Your attitude towards them will help the interviewer/s make a decision on you and how you would speak about them further down the line. The reason for this question is so they may judge you on your professionalism and not the personality traits of your ex-employer. It is a way to get you thinking on-the-spot, to elicit a response and to see how you handle curveball questions

Always be as positive as possible! For example, if you are asked, Have you ever had a bad experience with an ex-employer? You could answer, I have always got on well with employers and have been lucky in my past jobs. I cant think of a bad experience

6. Blow your own trumpetDuring:There is absolutely nothing wrong with being proud of your achievements. Each persons achievements are big to them

What you may think isnt worth mentioning, could be something that helps the interviewer/s form an opinion of you

For example, raising a few hundred pounds for charity shows that you are kind, a team-player and are active outside of work

Be positive about your achievements, dont say something like, I could have done better - be proud of what you have achieved

7. Be knowledgeable During:It is very rare you dont get asked the question, What do you know about our company? So, when you do you need to be prepared, as mentioned in slide 5

However, it may go beyond the facts and figures, you may be expected to know about the company culture and even some of the people that work there. Social media is a great place to start, not forgetting sites such as Facebook, Instagram, Pinterest and Google+ if they are on there

Also, be knowledgeable about the industry you may be working in, you may not have work experience in that particular area, but that doesnt mean you shouldnt look it up and be able to have some sort of conversation about it!

8. Take notesDuring:Taking notes during an interview shows that you are interested in what is being said and that you dont want to forget anything

Theres a lot to take in during an interview, so taking notes is acceptable

However, referring to notes to answer a question is not!

Jotting down names, keywords and general information helps you to familiarise yourself but also shows enthusiasm overall

*Tip* A good idea at some point during the interview is to give out business cards and to take the cards of people present

1. Be polite After:Towards the end, always thank the interviewer/s for their time. Regardless of their decision, they have taken the time to see you and if you dont get this job, you could be kept in mind for future opportunities

Saying something along the lines of, Thank you for your time today. Regardless of the outcome, it was a pleasure to meet you and I wish you the very best of luck for the future not only shows manners, but also shows respect.
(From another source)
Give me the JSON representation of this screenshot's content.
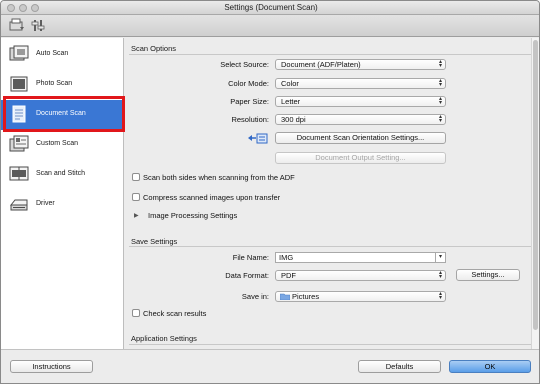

2. Thank you emailAfter:A follow-up email thanking the interviewer/s for their time is a good way to stay in the mind of the interviewer or hiring manager

One thing that many candidates forget is how many people recruiters deal with on a daily basis

A great candidate may be forgotten due to the amount of people going for the job, but a thank you email can go a long way to being remembered.

It also gives you the opportunity to recap over parts of the interview in more depth!